Top of Supplied material

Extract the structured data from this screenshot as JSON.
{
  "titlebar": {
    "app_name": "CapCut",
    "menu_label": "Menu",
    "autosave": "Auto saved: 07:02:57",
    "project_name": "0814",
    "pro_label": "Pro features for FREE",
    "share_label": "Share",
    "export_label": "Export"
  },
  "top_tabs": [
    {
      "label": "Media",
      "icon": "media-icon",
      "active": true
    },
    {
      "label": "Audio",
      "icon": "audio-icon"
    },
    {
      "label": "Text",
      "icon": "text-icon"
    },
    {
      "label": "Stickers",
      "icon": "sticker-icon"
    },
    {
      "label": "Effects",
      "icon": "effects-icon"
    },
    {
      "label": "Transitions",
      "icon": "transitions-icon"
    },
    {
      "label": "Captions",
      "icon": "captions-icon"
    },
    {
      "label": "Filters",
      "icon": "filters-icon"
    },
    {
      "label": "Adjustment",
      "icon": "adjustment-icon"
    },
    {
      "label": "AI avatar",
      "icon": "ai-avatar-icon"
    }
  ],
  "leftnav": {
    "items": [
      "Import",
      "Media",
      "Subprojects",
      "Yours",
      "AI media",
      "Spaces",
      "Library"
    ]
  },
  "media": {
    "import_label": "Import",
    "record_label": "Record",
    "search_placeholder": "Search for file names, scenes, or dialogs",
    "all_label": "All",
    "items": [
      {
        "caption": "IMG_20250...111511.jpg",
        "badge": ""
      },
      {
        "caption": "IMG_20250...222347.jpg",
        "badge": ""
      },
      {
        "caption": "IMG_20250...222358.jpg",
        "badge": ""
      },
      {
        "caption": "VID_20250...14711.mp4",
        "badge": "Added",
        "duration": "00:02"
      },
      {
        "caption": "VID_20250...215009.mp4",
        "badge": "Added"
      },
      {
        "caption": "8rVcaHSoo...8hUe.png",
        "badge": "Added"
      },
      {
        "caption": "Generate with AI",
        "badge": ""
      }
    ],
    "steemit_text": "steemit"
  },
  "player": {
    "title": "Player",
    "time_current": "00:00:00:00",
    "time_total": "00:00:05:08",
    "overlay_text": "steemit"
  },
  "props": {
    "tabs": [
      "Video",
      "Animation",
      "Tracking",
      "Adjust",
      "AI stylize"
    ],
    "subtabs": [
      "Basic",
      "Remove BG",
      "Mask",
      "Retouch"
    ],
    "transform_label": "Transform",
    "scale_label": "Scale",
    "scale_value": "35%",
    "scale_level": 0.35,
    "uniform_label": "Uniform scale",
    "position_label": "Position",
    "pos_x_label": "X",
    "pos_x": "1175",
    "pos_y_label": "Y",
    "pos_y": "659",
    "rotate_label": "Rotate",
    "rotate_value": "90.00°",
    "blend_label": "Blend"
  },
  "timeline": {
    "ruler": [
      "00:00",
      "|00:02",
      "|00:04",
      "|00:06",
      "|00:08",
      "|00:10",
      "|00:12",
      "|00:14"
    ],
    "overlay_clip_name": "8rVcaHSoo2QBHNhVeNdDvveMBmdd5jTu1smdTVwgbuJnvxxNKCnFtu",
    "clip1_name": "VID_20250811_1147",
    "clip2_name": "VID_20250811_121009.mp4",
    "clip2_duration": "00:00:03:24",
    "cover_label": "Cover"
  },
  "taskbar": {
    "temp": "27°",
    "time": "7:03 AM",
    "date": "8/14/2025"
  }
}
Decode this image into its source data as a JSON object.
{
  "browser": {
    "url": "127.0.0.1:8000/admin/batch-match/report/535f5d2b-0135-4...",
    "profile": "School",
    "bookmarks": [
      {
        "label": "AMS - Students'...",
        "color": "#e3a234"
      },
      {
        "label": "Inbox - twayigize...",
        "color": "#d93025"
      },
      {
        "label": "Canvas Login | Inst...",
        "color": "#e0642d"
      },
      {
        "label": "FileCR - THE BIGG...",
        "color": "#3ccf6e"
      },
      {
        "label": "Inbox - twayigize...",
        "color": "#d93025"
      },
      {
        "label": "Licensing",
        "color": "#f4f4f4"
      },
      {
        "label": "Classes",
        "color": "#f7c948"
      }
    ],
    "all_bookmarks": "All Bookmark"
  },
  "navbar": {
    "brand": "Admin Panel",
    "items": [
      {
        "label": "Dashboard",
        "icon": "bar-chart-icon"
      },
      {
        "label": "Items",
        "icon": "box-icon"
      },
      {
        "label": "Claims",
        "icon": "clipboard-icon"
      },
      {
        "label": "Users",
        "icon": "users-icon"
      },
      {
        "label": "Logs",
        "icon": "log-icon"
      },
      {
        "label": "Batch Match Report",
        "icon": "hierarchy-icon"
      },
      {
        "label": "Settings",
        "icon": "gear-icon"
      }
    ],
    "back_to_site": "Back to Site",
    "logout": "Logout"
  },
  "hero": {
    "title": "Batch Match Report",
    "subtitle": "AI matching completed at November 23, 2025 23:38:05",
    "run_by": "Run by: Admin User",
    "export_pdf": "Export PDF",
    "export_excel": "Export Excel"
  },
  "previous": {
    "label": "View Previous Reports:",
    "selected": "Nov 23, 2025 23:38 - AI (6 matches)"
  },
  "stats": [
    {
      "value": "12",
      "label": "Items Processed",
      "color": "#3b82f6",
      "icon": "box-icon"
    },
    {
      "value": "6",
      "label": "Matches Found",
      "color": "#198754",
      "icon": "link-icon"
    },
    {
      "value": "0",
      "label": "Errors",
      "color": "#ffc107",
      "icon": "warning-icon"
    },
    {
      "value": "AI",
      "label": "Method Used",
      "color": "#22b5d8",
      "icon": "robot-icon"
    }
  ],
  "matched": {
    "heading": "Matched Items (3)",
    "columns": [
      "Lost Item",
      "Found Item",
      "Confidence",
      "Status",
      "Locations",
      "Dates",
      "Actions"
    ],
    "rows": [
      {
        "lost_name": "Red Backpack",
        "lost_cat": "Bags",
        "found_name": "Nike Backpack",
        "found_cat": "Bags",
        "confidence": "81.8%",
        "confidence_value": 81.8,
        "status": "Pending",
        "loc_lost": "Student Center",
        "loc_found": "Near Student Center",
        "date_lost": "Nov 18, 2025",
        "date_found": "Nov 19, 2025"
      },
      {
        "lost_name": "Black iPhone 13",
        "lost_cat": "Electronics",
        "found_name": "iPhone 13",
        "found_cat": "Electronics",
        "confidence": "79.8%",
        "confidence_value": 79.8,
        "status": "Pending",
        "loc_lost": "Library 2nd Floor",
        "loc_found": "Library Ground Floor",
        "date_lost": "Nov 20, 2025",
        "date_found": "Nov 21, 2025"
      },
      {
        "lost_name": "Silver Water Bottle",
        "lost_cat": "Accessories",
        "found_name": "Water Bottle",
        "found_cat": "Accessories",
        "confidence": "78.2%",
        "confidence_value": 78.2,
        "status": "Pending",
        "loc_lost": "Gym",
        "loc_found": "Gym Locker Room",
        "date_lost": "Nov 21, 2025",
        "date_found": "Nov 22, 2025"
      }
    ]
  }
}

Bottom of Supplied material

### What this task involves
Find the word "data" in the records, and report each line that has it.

### Exercise result
Extract the structured data from this screenshot as JSON.
Decode this image into its source data as a JSON object.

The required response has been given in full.